"Some students are upset and say it is not right for us to impose medical insurance, but the fact is that many get ill during the year," said Paul Richards, BYU public communications director."Either they don't get medical help because they have no insurance and the illness gets worse, resulting in longer time out, or they seek help from church or welfare sources and the general public ends up paying for it.
"This is a drain on society as a whole. We are asking students to take the initiative and make sure they have adequate insurance. Even minor problems can be major in terms of finances."
A student who fails to show proof of insurance will be placed on the BYU medical plan, which costs $112 a semester.
The BYU Student Health Center is the primary-care facility under the plan, but the plan extends to hospitalization and specialized care with the approval of health center doctors.
"The plan was developed to include things that come along whether they are major or minor because it can knock out the bottom of a student's life," Richards said.
The medical insurance policy was introduced by President Jeffrey Holland in a letter to students.
He said, "Many students each year leave school for economic reasons due to uninsured medical expenses, and many more students miss substantial amounts of classroom instruction because they fail to seek timely medical treatment for illnesses or injuries."
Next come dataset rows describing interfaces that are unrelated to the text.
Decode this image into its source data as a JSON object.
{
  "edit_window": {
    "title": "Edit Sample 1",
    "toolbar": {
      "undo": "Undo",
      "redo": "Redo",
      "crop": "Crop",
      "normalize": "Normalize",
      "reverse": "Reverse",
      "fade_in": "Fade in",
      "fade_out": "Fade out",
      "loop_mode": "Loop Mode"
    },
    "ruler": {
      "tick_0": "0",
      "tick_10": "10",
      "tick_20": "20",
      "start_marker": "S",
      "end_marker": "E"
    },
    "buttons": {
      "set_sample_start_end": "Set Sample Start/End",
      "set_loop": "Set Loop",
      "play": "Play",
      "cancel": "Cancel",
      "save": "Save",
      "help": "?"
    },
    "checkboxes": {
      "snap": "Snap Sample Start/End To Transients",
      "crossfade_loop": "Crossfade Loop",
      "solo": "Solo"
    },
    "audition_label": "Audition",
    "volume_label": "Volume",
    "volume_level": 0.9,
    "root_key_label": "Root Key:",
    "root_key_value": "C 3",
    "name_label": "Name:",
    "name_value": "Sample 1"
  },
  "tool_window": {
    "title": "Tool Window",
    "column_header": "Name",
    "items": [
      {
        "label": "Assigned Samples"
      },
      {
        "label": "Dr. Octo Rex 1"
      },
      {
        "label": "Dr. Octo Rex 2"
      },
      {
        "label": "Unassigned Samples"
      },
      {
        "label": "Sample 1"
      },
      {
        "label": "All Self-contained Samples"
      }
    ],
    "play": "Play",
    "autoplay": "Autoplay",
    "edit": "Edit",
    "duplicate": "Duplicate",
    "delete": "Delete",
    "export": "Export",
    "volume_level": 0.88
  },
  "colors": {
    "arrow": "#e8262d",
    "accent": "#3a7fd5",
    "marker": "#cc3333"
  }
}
Medical insurance coverage is a problem at the university level because students are out of the umbrella of home and haven't gotten to the point where they realize their responsibility to purchase medical insurance, Richards said.
"They think they will live forever and not get sick. A large proportion of the students go without medical insurance, and that creates a burden on society in general. We are not trying to be parents, we are just protecting society and helping students understand their place in society.
"For $112, they can go without a few tapes and a number of things they think they have to have and really don't need. It makes good sense to have medical insurance. You insure your car and belongings. It is more important to insure yourself."